Walk around Llantwit Major and visit 13 historic sites that have been marked with Blue Plaques. Trail starts at the Town Hall.
This was a Norman Manorial courthouse for the holding of the courts leet (tenants) and baron (freeholders) for the manor of Boverton and Llantwit Major. It was rebuilt under the lordship of Jasper Tudor (1485-95) and became a guildhall in the time of Henry VIII, the bailiff’s house. It was then leased in part to the St. Illtud’s lodge of the Oddfellows Society in 1845 and taken over by the first parish council in 1894.
ST. ILLUDS CHURCH
This was originally a Celtic site, founded by St. Illtud around 500AD, comprising a church, monastery, school and mission centre. The West Church was built by the Normans around 1100 and was extended into the East Church in the 13th century. The ruin at the west end is a Galilee chapel and a chantry founded by the Raglan family. The ruin in the churchyard was the chantry priest’s house.
THE GATEHOUSE, TEWKESBURY ABBEY GRANGE
This 14th century house afforded entry into a cluster of farm buildings belonging to the grange of Tewkesbury Abbey. The grange was an estate also known as West Llantwit or Abbots Llantwit. After the dissolution of the monasteries it was sold to Edward Stradling and later descended to the Earl of Plymouth. On the south side the dovecot and remnants of the tithe barn are still visible.
This house has a reputation of forming part of the Celtic monastery. It became the manor house of West Llantwit or Abbotts Llantwit, the land given to Tewkesbury Abbey by the Normans. After the dissolution of the monasteries, it was bought by Edward Stradling as his town house. It passed to Lewis of the Vann then to the Earl of Plymouth. It was bought by Dr. J.W Nicholl Carne who renamed it.
This building has incorrectly been called Llantwit Major Castle. It is the ruin of a mansion built in 1596 by Griffiths Williams of Candleston for his daughter and son-in-law, Edmund Vann. Williams and Vann were lawyers, noted for conflicts with the local gentry. The family died out in 1695 and the house was abandoned.
GREAT HOUSE (TY MAWR)
This is a late 15th century house with a southern wing added in the 17th century which incorporates many defensive features. From the time of its construction it was associated with the Nicholl family, who were the most prominent of the landed gentry locally, and which produced many distinguished representatives in the fields of medicine, art, law and the church.
Also known as Ivy House, this was a 16th century town house, extended in the 18th century by Christopher Bassett. Later occupiers included Daniel Durell, Headmaster of Cowbridge Grammar School and Elias Bassett, who was a benefactor of Tabernacle Chapel. After his death the house passed to his niece and her husband, William Thomas, then to Illtyd Thomas, father of the antiquarian, Marie Trevelyan.
THE OLD SCHOOL

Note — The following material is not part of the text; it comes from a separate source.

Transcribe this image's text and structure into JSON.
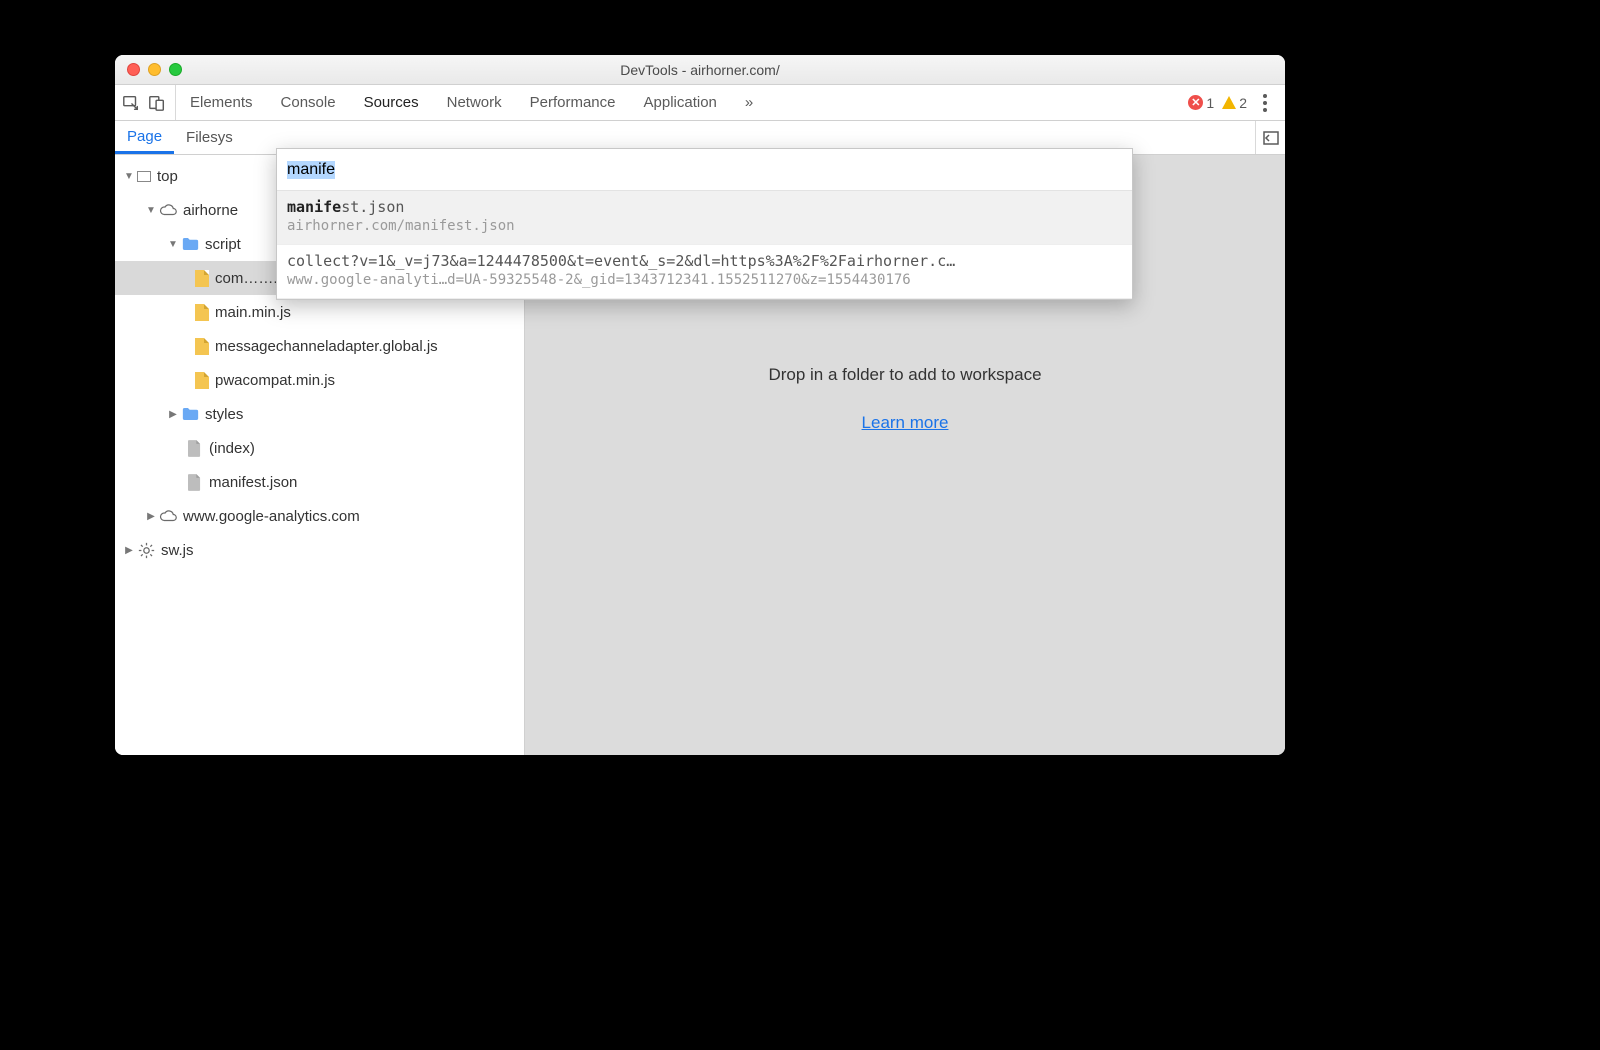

The house was built circa 1450 by John Raglan (Herbert) and later occupied by Robert Raglan. The Raglans controlled many local offices as stewards and chantry priests. In the 17th century it became a vicarage for Stephan Slugg the notorious ‘Trimmer’ of the civil war period. It became a board school providing elementary education from 1874-1975.
THE OLD WHITE HART
This was the first known domestic residence to be built following the destruction of the manor of Boverton and Llantwit Major during the revolt of Owain Glyndwr, about 1405. The house was built by John Baker Jack of England in about 1440. In the 18th century, as an inn, it struck copper coins and hosted monthly manorial courts formerly held in the town hall. It was rebuilt following a devastating fire in 1785.
THE OLD SWAN
This was an early 16th century tavern. During the Civil War period the innkeeper, Edward Maddocks, struck brass tokens, gaining the house a reputation as a mint. Monthly manorial courts were sometimes held there including the last court leet. As an inn it entertained many celebrities in the 1930’s, including William Randolph Hearst, Marion Davies and the then Prime Minister Neville Chamberlain.
This chapel was established in 1807 when Thomas William brought his congregation here from Burton, Aberthaw. The land had been purchased from Thomas Redwood of Boverton for five shillings. William was a Welsh hymn writer of great note and attracted a congregation from across the Vale. His work was carried on by Rev. Morgan Morgan who was also the post master at Boverton. Originally an Independent Chapel, it later joined the Congregational denomination and is now part of the United Reformed Church.
This was originally the home of the steward of the manor of Boverton and Llantwit Major established by Robert Fitzhamon. It was rebuilt in 1597-8 by Roger Seys, Attorney General for Wales, but when the last heiress, Jane Seys, married Robert Jones of Fonmon the house was abandoned.
This cottage was built in 1862 on the site of an older building. The Ham, the main residence of the Nicholl family from the 16th century until 1921, was originally built around 1500 and was rebuilt in 1859-63 to plans by Victorian architect Matthew Digby Wyatt. It was destroyed by fire in 1947.